An Unexpected Partner

Sci. Signal.  02 Dec 2008:
Vol. 1, Issue 48, pp. ec412
DOI: 10.1126/scisignal.148ec412
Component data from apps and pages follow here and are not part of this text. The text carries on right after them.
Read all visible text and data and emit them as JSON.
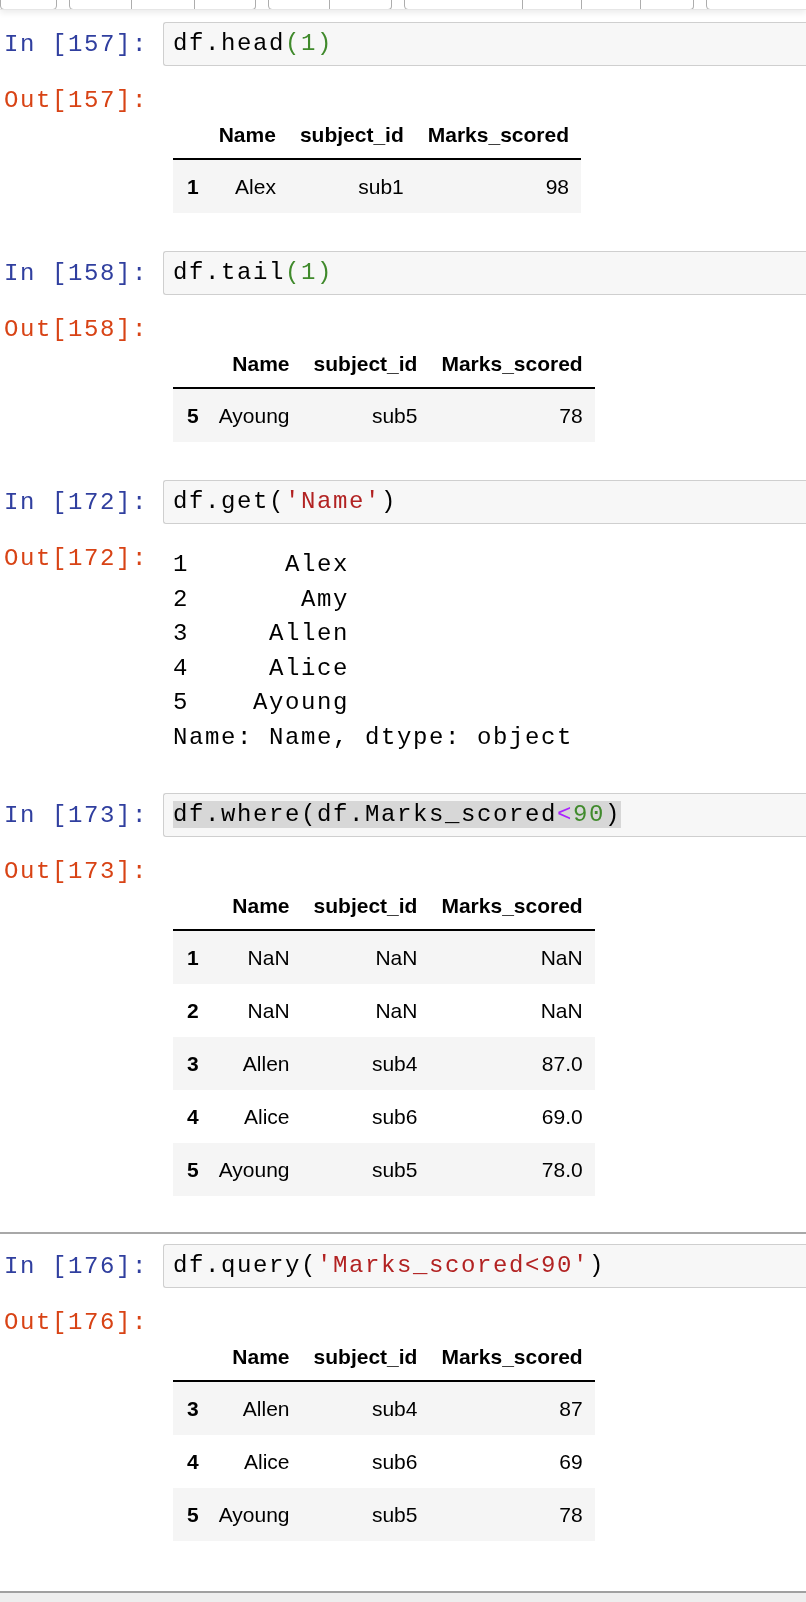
{
  "cells": [
    {
      "kind": "code",
      "prompt_in": "In [157]:",
      "highlighted": false,
      "code": [
        {
          "kind": "plain",
          "text": "df.head"
        },
        {
          "kind": "number",
          "text": "(1)"
        }
      ],
      "prompt_out": "Out[157]:",
      "output": {
        "kind": "table",
        "columns": [
          "Name",
          "subject_id",
          "Marks_scored"
        ],
        "rows": [
          {
            "index": "1",
            "cells": [
              "Alex",
              "sub1",
              "98"
            ]
          }
        ]
      }
    },
    {
      "kind": "code",
      "prompt_in": "In [158]:",
      "highlighted": false,
      "code": [
        {
          "kind": "plain",
          "text": "df.tail"
        },
        {
          "kind": "number",
          "text": "(1)"
        }
      ],
      "prompt_out": "Out[158]:",
      "output": {
        "kind": "table",
        "columns": [
          "Name",
          "subject_id",
          "Marks_scored"
        ],
        "rows": [
          {
            "index": "5",
            "cells": [
              "Ayoung",
              "sub5",
              "78"
            ]
          }
        ]
      }
    },
    {
      "kind": "code",
      "prompt_in": "In [172]:",
      "highlighted": false,
      "code": [
        {
          "kind": "plain",
          "text": "df.get("
        },
        {
          "kind": "string",
          "text": "'Name'"
        },
        {
          "kind": "plain",
          "text": ")"
        }
      ],
      "prompt_out": "Out[172]:",
      "output": {
        "kind": "text",
        "lines": [
          "1      Alex",
          "2       Amy",
          "3     Allen",
          "4     Alice",
          "5    Ayoung",
          "Name: Name, dtype: object"
        ]
      }
    },
    {
      "kind": "code",
      "prompt_in": "In [173]:",
      "highlighted": true,
      "code": [
        {
          "kind": "plain",
          "text": "df.where(df.Marks_scored"
        },
        {
          "kind": "operator",
          "text": "<"
        },
        {
          "kind": "number",
          "text": "90"
        },
        {
          "kind": "plain",
          "text": ")"
        }
      ],
      "prompt_out": "Out[173]:",
      "output": {
        "kind": "table",
        "columns": [
          "Name",
          "subject_id",
          "Marks_scored"
        ],
        "rows": [
          {
            "index": "1",
            "cells": [
              "NaN",
              "NaN",
              "NaN"
            ]
          },
          {
            "index": "2",
            "cells": [
              "NaN",
              "NaN",
              "NaN"
            ]
          },
          {
            "index": "3",
            "cells": [
              "Allen",
              "sub4",
              "87.0"
            ]
          },
          {
            "index": "4",
            "cells": [
              "Alice",
              "sub6",
              "69.0"
            ]
          },
          {
            "index": "5",
            "cells": [
              "Ayoung",
              "sub5",
              "78.0"
            ]
          }
        ]
      }
    },
    {
      "kind": "divider"
    },
    {
      "kind": "code",
      "prompt_in": "In [176]:",
      "highlighted": false,
      "code": [
        {
          "kind": "plain",
          "text": "df.query("
        },
        {
          "kind": "string",
          "text": "'Marks_scored<90'"
        },
        {
          "kind": "plain",
          "text": ")"
        }
      ],
      "prompt_out": "Out[176]:",
      "output": {
        "kind": "table",
        "columns": [
          "Name",
          "subject_id",
          "Marks_scored"
        ],
        "rows": [
          {
            "index": "3",
            "cells": [
              "Allen",
              "sub4",
              "87"
            ]
          },
          {
            "index": "4",
            "cells": [
              "Alice",
              "sub6",
              "69"
            ]
          },
          {
            "index": "5",
            "cells": [
              "Ayoung",
              "sub5",
              "78"
            ]
          }
        ]
      }
    }
  ]
}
Signaling from adenosine A2A receptors (A2ARs) on medium spiny neurons (MSNs) projecting from the striatum to the globus pallidus antagonizes signaling from dopamine D2 receptors present in the same MSNs. Thus, D2 receptor signaling promotes motor activity, whereas A2AR signaling inhibits it; indeed, antagonism of A2AR signaling may provide an approach to treating Parkinson’s disease. Interested in exploring mechanisms of A2AR regulation, Flajolet et al. used a yeast two-hybrid screen to uncover proteins interacting with the A2AR intracellular C-terminal tail and identified the cytoplasmic tail of fibroblast growth factor receptor 1 (FGFR1). After confirming this interaction with a pull-down assay and by coimmunoprecipitation of tagged A2AR and endogenous FGFR from COS-7 cells, the authors implicated amino acids 278 to 315 of A2AR and 666 to 788 of FGFR in A2AR-FGFR binding. A2AR and FGFR agonists (CGS21680 and acidic FGF, respectively) synergistically stimulated ERK1/2 (extracellular signal-regulated protein kinase) phosphorylation and neurite extension in PC12 cells, and formation of dendritic protrusions in cultured hippocampal neurons. MEK1/2 (mitogen-activated or extracellular signal-regulated protein kinase kinase) was synergistically phosphorylated as well, whereas the upstream kinase c-Raf was not. Furthermore, there was no potentiation of CGS21680-dependent cAMP production or FGF-dependent phosphorylation of FGFR. A penetrating peptide corresponding to the minimal A2AR interaction domain inhibited the synergistic phosphorylation of ERK1/2 (in PC-12 cells), as did a ligand-insensitive A2AR mutant (in COS-7 cells). In brain slices, combined stimulation of A2AR and FGFR enhanced long-term potentiation of corticostriatal synapses onto striatopallidal MSNs, an effect that depended on MEK signaling. Thus, FGF and adenosine synergistically activate ERK signaling and modulate corticostriatal plasticity, an interaction with potential therapeutic implications that appears to depend on the physical association of their receptors.

M. Flajolet, Z. Wang, M. Futter, W. Shen, N. Nuangchamnong, J. Bendor, I. Wallach, A. C. Nairn, D. J. Surmeier, P. Greengard, FGF acts as a co-transmitter through adenosine A2A receptor to regulate synaptic plasticity. Nat. Neurosci. 11, 1402–1409 (2008). [PubMed]